=== Exercise ===
If a line holds the word "offset", copy it from the entries.

=== Supplied records ===
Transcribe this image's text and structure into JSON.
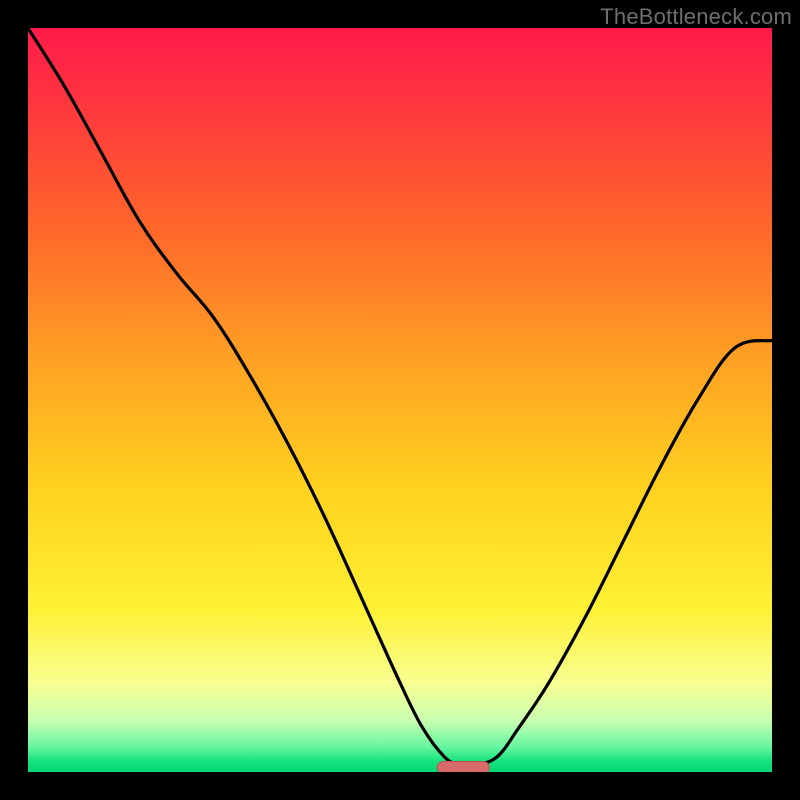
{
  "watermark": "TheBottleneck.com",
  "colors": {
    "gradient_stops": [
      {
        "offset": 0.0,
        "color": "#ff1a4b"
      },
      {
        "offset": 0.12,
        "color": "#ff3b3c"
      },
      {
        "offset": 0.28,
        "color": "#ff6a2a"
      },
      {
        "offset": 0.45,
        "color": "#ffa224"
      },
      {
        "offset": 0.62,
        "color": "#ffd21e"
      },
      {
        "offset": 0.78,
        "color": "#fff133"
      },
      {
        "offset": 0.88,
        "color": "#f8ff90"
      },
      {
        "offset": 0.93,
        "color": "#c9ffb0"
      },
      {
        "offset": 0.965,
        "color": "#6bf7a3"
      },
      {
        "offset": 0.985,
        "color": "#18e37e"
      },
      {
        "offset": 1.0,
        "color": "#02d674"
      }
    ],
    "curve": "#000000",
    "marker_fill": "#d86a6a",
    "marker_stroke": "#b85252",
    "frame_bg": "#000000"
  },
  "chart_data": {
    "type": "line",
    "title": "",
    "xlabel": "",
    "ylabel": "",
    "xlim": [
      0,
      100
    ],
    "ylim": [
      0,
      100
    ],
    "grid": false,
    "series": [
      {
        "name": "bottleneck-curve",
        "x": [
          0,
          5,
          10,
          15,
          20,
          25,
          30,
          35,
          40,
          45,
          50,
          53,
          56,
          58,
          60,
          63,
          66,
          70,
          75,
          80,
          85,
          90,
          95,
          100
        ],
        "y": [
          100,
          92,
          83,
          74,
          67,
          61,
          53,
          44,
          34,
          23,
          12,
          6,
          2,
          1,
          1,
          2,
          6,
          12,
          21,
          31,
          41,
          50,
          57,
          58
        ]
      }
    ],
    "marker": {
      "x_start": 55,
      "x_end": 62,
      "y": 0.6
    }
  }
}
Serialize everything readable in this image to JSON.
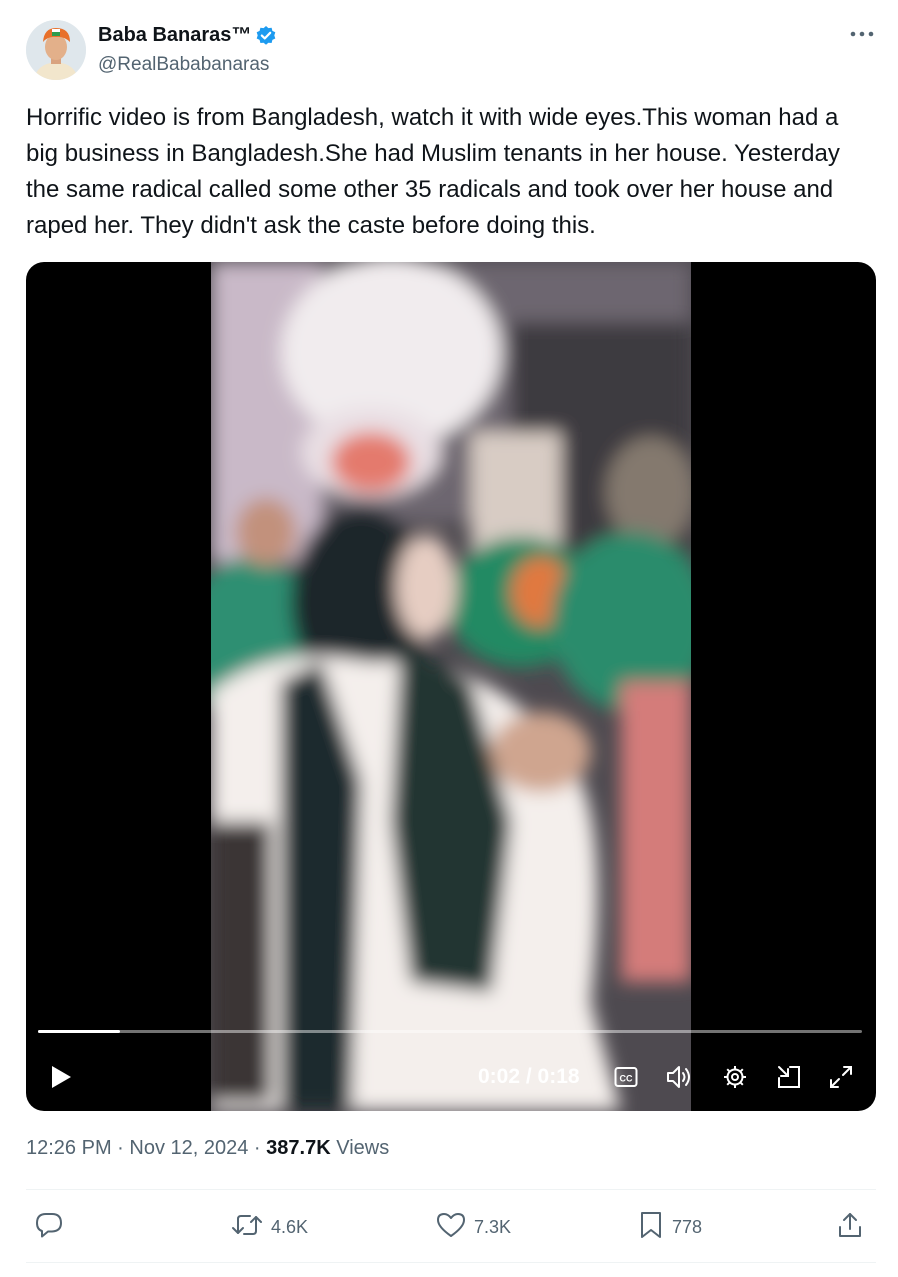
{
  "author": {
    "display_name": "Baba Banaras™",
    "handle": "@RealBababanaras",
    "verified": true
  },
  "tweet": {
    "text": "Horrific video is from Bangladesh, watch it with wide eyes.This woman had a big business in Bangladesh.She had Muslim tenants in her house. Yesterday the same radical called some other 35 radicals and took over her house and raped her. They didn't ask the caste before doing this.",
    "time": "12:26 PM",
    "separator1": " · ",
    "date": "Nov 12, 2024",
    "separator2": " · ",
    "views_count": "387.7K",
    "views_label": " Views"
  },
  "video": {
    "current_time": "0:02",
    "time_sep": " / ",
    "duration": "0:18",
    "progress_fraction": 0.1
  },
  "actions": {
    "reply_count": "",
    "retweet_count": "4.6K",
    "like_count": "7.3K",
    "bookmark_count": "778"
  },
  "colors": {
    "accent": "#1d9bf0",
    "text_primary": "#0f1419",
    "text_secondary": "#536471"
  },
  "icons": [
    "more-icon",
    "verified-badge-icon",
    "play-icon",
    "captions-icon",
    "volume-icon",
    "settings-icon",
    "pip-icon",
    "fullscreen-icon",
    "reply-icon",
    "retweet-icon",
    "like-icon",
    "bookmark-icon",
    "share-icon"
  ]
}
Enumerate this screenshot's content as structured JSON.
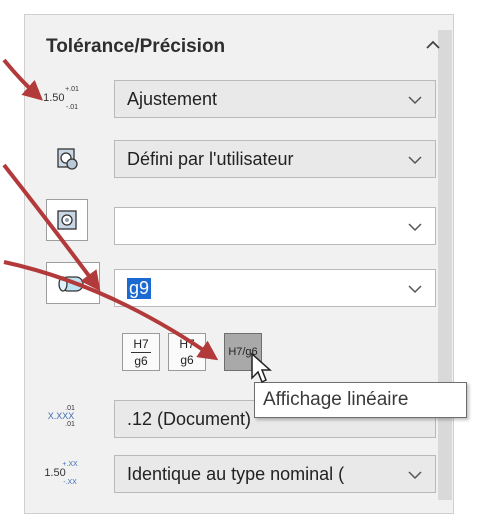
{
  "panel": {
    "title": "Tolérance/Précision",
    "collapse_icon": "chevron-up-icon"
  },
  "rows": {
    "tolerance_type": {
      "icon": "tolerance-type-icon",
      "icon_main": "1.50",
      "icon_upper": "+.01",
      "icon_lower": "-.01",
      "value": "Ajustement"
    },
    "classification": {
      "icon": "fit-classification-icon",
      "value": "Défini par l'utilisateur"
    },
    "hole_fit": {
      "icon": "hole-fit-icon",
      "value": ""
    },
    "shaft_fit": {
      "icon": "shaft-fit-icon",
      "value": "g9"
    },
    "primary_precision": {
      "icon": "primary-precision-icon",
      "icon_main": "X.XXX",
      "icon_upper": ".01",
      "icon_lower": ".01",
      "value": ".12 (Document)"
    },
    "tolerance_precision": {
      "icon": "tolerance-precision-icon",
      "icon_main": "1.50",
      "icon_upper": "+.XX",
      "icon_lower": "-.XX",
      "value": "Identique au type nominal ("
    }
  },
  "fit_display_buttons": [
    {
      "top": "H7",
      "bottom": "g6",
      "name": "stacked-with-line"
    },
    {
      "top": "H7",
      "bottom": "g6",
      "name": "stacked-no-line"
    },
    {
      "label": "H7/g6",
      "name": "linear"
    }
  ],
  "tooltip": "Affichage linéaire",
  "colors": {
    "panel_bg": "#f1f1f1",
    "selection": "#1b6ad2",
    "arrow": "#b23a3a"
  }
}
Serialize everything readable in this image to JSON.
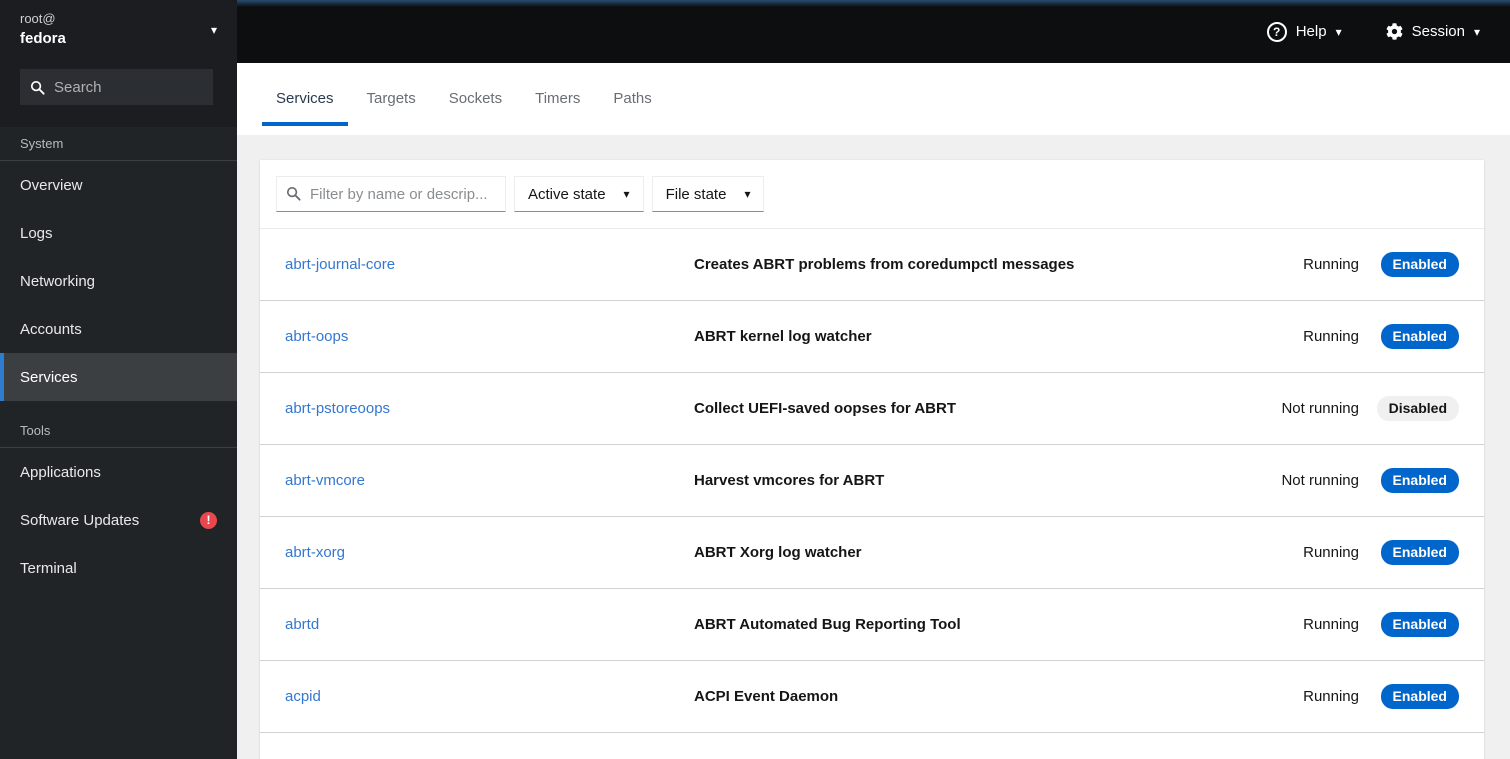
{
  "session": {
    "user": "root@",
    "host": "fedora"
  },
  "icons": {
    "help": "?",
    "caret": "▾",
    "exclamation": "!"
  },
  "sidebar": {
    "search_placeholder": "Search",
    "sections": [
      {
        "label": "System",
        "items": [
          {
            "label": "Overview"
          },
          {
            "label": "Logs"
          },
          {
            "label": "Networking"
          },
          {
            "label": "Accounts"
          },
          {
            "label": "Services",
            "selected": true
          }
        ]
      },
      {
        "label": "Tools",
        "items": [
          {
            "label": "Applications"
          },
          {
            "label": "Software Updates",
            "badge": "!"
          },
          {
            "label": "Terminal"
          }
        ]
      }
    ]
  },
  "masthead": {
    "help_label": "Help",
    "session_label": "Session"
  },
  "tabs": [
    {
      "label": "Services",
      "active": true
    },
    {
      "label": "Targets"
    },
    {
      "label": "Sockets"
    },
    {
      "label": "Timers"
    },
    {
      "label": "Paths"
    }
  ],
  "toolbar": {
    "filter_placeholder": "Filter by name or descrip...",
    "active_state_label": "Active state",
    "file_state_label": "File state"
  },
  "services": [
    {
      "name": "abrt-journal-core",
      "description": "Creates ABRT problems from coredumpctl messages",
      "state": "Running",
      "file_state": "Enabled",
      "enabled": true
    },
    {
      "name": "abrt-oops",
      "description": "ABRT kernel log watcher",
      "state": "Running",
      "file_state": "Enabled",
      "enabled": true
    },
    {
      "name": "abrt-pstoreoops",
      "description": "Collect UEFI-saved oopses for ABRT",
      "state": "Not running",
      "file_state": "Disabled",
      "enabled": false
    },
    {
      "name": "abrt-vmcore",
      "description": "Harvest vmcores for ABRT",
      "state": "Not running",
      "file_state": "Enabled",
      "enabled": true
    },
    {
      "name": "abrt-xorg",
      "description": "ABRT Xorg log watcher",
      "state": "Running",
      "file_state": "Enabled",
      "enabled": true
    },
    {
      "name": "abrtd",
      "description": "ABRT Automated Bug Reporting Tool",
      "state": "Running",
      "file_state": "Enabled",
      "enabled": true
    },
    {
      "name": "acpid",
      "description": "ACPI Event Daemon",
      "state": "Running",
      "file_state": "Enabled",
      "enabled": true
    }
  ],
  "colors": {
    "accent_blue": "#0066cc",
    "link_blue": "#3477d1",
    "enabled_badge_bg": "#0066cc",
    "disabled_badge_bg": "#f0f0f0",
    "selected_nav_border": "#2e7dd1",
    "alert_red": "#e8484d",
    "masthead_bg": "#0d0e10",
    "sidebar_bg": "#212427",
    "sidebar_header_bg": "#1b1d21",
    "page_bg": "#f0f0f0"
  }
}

=== Output of the task ===
        "offset": 0.0,
        "offset": 0.12,
        "offset": 0.28,
        "offset": 0.45,
        "offset": 0.62,
        "offset": 0.78,
        "offset": 0.88,
        "offset": 0.93,
        "offset": 0.965,
        "offset": 0.985,
        "offset": 1.0,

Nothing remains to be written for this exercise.